I’ve written before (and here too) about the shimmery grays in Corot’s landscapes, which I find so utterly charming and bewitching. His gauzy, atmospheric veils shimmer with pearlescent grays composed of carefully toned neutral blues, ochres, greens, and violets ... his foliage trails into sky-brightness like forgotten music …
But it’s only recently that I came across a write-up by the National Gallery summarizing the results of an analysis of Corot’s pigments during what they term his most representative period (the 1860s and 1870s).
It’s his most muted, pearlescent period as well, and the report is both revealing and surprising.
From the site:
The ground is composed of lead white, over which a brown translucent undercolour has been painted which can be seen through the top paint.. Corot has used cobalt blue in the sky and in the greyish mauve of the middle distance. The mid-green foreground is created from blue and yellow, made up of a transparent yellow (possibly chrome) and a fine blue (possibly Prussian blue) mixture with white, red and black in small amounts (my emphasis).
Much has been written, from Robaut onwards, on how Corot preferred to mix his greens, rather than use ready-made ones but in actual fact he used both, as is evidenced by other paintings in the collection. The very bright orange streaks in the boat and on the woman’s cap have been identified as cadmium orange, a pigment which came into use in the latter half of the 19th century. It has also been identified in Corot’s Les Evaux, near Château Thierry, dated by Robaut to 1855 to 1865 (R1292, private collection).
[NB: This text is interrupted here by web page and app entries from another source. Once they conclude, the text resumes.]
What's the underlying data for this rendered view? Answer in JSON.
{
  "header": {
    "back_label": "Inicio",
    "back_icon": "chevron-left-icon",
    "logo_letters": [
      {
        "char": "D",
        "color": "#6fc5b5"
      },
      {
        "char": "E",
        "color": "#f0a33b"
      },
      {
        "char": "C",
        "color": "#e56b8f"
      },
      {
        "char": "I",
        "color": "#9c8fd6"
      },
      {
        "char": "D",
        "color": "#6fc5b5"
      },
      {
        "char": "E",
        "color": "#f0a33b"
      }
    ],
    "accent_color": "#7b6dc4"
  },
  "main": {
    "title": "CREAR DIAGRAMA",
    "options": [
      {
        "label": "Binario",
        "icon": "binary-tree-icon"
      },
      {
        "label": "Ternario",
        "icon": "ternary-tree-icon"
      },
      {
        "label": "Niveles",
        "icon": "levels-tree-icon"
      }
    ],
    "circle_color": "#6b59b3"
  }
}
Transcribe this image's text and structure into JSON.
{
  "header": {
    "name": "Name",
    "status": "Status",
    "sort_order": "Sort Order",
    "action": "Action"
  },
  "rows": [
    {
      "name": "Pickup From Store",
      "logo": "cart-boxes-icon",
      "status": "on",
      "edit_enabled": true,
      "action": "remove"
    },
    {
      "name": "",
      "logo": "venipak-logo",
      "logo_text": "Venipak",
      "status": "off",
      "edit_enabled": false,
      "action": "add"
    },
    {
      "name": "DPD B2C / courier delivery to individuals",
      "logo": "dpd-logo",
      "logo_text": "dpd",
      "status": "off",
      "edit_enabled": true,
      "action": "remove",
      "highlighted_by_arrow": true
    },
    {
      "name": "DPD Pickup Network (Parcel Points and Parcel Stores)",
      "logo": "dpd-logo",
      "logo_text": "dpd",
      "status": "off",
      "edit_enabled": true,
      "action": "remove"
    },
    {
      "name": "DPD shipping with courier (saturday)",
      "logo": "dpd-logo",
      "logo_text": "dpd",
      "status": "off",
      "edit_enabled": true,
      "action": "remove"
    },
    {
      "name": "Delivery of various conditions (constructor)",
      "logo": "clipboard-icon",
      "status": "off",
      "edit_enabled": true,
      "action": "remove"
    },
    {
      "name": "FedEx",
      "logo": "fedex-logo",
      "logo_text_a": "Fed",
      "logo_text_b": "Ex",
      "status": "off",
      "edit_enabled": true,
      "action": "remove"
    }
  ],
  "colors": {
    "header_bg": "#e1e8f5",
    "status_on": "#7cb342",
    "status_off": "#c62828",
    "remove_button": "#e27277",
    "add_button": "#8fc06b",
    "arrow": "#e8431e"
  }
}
Cadmiums? Corot? But it’s the admixture of white, red, and (shock! horror!) black to his green mixture that sent off the “ah-ha” moment for me. Between the complementary red and the black, that green is well on its way to a neutral hue, and the white just levels the value as well.
Creating a similar mauve mixture for the background and taking these as the painting’s predominant tones, one can really control the painting's overall color and value, modulating these with just the slightest variations in the various proportions of light and dark paint.
I found this information while preparing to paint the old apple orchard across the street here in Hollis, New Hampshire. I wanted to do justice to the ethereal, tentative quality of the colors that emerge at the outset of these northern springs, so I decided to experiment a little with my own (cheerier and somewhat more saturated) version of Corot’s methods.
Hollis Orchard, Early Spring 10 x 20
I completed the sketch for this painting on location in the orchard, staying until I thought I had most of the values right. I used burnt sienna thinned with mineral spirits. Then I took the canvas inside and mixed up a mess of murky, Corot-esque green-blue-gray using Prussian blue, gold ochre, alizarin crimson, ivory black, and Titanium white. It felt great breaking the rule against mixing colors with more than three hues, not to mention using the black! I recommend everybody try it asap.
I’ve generally mixed my own greens, detouring to try out tubes of sap green, permanent green, viridian (a staple anyway, for other reasons), terre vert (does anybody use this? If so, what for?), and olive green (the juicy one ground with walnut oil- can’t think of the brand). What are others doing?
Check out the National Gallery page on The Leaning Tree Trunk if you're as interested in Corot as I am - you can zoom in very close to the painting to check out Corot's every stroke. It was the first time I'd understood how he painted his tree branches and foliage, too (in darks first, then laying in sky over that, and then extending the branches out into the air using - yes, neutral gray, of course, in numerous little dabs of shimmering paint).